What's wanted is each entry repeated verbatim, minus its images.

================

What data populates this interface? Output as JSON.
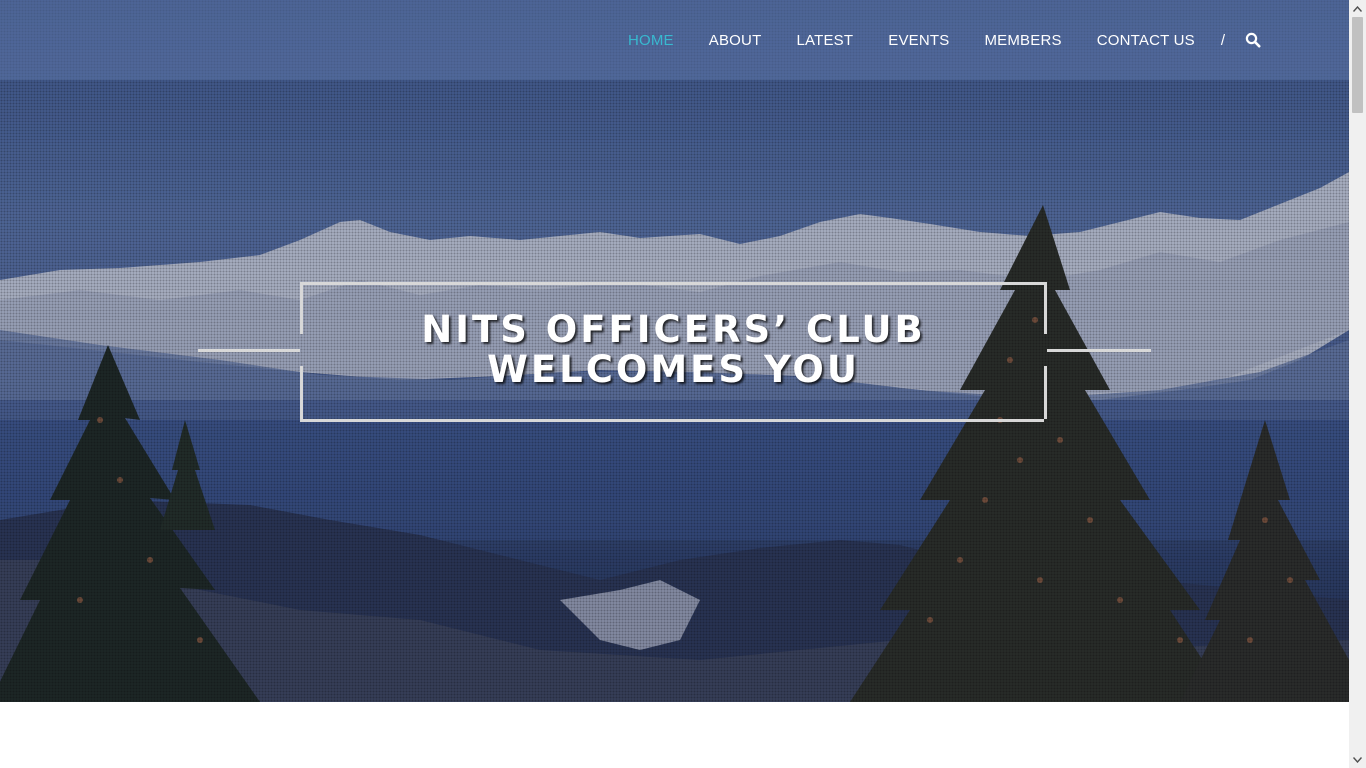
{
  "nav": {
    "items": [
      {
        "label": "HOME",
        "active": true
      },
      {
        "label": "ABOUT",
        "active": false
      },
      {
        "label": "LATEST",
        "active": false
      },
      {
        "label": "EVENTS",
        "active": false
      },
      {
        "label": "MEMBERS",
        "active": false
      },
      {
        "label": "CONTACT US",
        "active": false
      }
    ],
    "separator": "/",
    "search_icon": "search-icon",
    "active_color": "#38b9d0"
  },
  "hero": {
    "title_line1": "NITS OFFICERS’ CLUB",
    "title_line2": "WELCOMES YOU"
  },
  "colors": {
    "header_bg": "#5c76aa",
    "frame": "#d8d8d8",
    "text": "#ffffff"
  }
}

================

EXERCISE OUTPUT >>
What data populates this interface? Output as JSON.
{
  "nav": {
    "items": [
      {
        "label": "HOME",
        "active": true
      },
      {
        "label": "ABOUT",
        "active": false
      },
      {
        "label": "LATEST",
        "active": false
      },
      {
        "label": "EVENTS",
        "active": false
      },
      {
        "label": "MEMBERS",
        "active": false
      },
      {
        "label": "CONTACT US",
        "active": false
      }
    ],
    "separator": "/",
    "search_icon": "search-icon",
    "active_color": "#38b9d0"
  },
  "hero": {
    "title_line1": "NITS OFFICERS’ CLUB",
    "title_line2": "WELCOMES YOU"
  },
  "colors": {
    "header_bg": "#5c76aa",
    "frame": "#d8d8d8",
    "text": "#ffffff"
  }
}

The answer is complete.